For the records below, tally every line that has the word "REALITY" and reply with the number alone.

Data shown:
- - - - -
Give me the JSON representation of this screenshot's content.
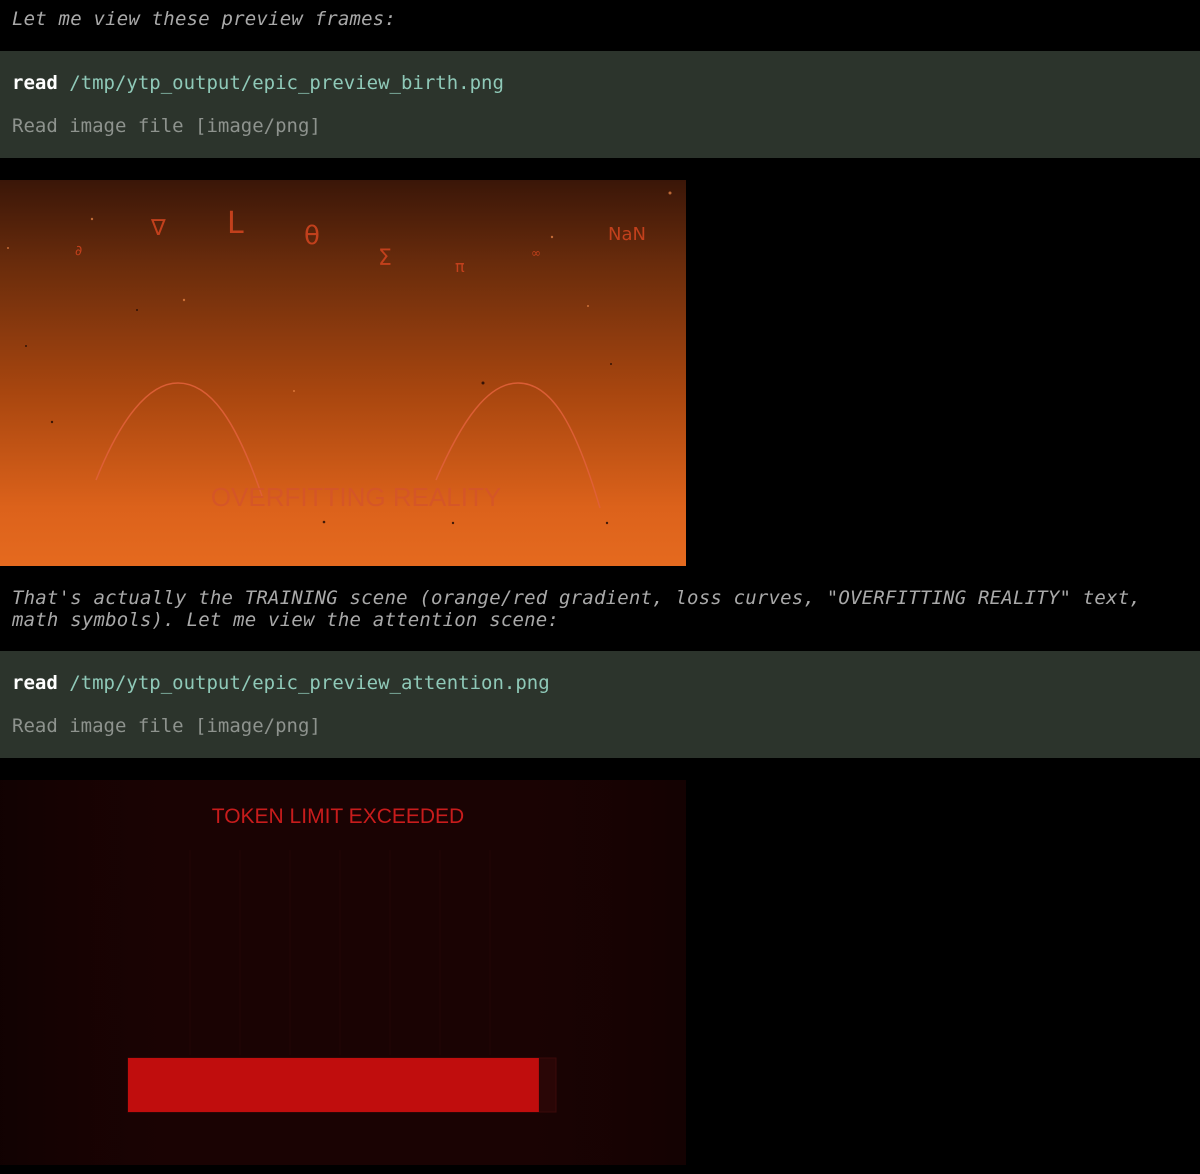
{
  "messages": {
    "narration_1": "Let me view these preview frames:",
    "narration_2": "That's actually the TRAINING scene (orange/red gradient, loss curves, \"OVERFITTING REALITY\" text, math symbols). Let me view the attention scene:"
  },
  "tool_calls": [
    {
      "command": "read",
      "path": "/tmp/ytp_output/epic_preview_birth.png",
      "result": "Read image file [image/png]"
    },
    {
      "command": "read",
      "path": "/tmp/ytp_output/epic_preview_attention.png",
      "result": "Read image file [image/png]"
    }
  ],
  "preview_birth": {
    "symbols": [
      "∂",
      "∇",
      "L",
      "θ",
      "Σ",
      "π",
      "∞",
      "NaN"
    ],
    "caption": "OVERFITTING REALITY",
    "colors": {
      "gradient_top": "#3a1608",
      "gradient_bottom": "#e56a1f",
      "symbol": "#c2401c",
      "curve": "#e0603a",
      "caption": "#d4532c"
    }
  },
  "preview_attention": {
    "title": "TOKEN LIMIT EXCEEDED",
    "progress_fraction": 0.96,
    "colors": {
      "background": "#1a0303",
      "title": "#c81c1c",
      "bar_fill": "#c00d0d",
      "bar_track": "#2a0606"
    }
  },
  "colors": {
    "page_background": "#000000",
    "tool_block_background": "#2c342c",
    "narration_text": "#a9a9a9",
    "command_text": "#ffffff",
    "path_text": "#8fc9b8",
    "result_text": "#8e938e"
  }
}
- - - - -
Exercise solution:
2